Exercise data Block Start
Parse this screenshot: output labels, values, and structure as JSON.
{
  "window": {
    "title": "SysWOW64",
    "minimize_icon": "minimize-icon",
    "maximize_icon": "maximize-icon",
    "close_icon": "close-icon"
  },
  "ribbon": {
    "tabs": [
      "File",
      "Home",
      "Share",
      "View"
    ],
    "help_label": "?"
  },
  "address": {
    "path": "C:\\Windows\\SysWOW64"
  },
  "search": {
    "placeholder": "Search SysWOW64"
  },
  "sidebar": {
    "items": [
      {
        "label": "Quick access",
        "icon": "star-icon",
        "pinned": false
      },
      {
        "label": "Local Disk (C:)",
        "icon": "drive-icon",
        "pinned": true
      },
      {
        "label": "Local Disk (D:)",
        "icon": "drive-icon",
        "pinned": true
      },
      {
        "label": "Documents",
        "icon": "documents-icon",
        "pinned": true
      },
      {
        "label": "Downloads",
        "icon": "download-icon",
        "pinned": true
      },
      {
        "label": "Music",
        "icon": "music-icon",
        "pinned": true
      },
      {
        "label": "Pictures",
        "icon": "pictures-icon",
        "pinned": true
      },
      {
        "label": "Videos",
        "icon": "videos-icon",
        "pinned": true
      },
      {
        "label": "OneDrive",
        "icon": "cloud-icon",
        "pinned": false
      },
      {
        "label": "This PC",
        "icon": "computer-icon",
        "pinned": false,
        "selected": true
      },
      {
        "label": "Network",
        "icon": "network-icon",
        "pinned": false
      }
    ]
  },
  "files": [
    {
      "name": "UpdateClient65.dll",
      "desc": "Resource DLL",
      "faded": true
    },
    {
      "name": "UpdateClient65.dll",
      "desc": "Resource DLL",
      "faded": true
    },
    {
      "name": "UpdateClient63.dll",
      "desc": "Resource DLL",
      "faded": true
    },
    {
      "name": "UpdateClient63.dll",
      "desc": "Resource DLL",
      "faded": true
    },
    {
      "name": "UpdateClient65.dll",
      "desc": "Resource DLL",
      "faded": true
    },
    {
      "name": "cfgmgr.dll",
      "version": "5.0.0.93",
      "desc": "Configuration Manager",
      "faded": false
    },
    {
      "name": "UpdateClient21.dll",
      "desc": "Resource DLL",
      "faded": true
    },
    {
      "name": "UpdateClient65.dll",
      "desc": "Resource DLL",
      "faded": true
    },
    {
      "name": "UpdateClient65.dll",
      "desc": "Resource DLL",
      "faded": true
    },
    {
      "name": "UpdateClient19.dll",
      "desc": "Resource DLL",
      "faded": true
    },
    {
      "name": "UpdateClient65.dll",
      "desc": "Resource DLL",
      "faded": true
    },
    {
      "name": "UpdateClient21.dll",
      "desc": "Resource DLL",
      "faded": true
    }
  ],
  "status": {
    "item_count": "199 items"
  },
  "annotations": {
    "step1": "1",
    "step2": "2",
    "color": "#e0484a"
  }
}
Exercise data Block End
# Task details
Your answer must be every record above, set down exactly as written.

# Answer below
Parse this screenshot: output labels, values, and structure as JSON.
{
  "window": {
    "title": "SysWOW64",
    "minimize_icon": "minimize-icon",
    "maximize_icon": "maximize-icon",
    "close_icon": "close-icon"
  },
  "ribbon": {
    "tabs": [
      "File",
      "Home",
      "Share",
      "View"
    ],
    "help_label": "?"
  },
  "address": {
    "path": "C:\\Windows\\SysWOW64"
  },
  "search": {
    "placeholder": "Search SysWOW64"
  },
  "sidebar": {
    "items": [
      {
        "label": "Quick access",
        "icon": "star-icon",
        "pinned": false
      },
      {
        "label": "Local Disk (C:)",
        "icon": "drive-icon",
        "pinned": true
      },
      {
        "label": "Local Disk (D:)",
        "icon": "drive-icon",
        "pinned": true
      },
      {
        "label": "Documents",
        "icon": "documents-icon",
        "pinned": true
      },
      {
        "label": "Downloads",
        "icon": "download-icon",
        "pinned": true
      },
      {
        "label": "Music",
        "icon": "music-icon",
        "pinned": true
      },
      {
        "label": "Pictures",
        "icon": "pictures-icon",
        "pinned": true
      },
      {
        "label": "Videos",
        "icon": "videos-icon",
        "pinned": true
      },
      {
        "label": "OneDrive",
        "icon": "cloud-icon",
        "pinned": false
      },
      {
        "label": "This PC",
        "icon": "computer-icon",
        "pinned": false,
        "selected": true
      },
      {
        "label": "Network",
        "icon": "network-icon",
        "pinned": false
      }
    ]
  },
  "files": [
    {
      "name": "UpdateClient65.dll",
      "desc": "Resource DLL",
      "faded": true
    },
    {
      "name": "UpdateClient65.dll",
      "desc": "Resource DLL",
      "faded": true
    },
    {
      "name": "UpdateClient63.dll",
      "desc": "Resource DLL",
      "faded": true
    },
    {
      "name": "UpdateClient63.dll",
      "desc": "Resource DLL",
      "faded": true
    },
    {
      "name": "UpdateClient65.dll",
      "desc": "Resource DLL",
      "faded": true
    },
    {
      "name": "cfgmgr.dll",
      "version": "5.0.0.93",
      "desc": "Configuration Manager",
      "faded": false
    },
    {
      "name": "UpdateClient21.dll",
      "desc": "Resource DLL",
      "faded": true
    },
    {
      "name": "UpdateClient65.dll",
      "desc": "Resource DLL",
      "faded": true
    },
    {
      "name": "UpdateClient65.dll",
      "desc": "Resource DLL",
      "faded": true
    },
    {
      "name": "UpdateClient19.dll",
      "desc": "Resource DLL",
      "faded": true
    },
    {
      "name": "UpdateClient65.dll",
      "desc": "Resource DLL",
      "faded": true
    },
    {
      "name": "UpdateClient21.dll",
      "desc": "Resource DLL",
      "faded": true
    }
  ],
  "status": {
    "item_count": "199 items"
  },
  "annotations": {
    "step1": "1",
    "step2": "2",
    "color": "#e0484a"
  }
}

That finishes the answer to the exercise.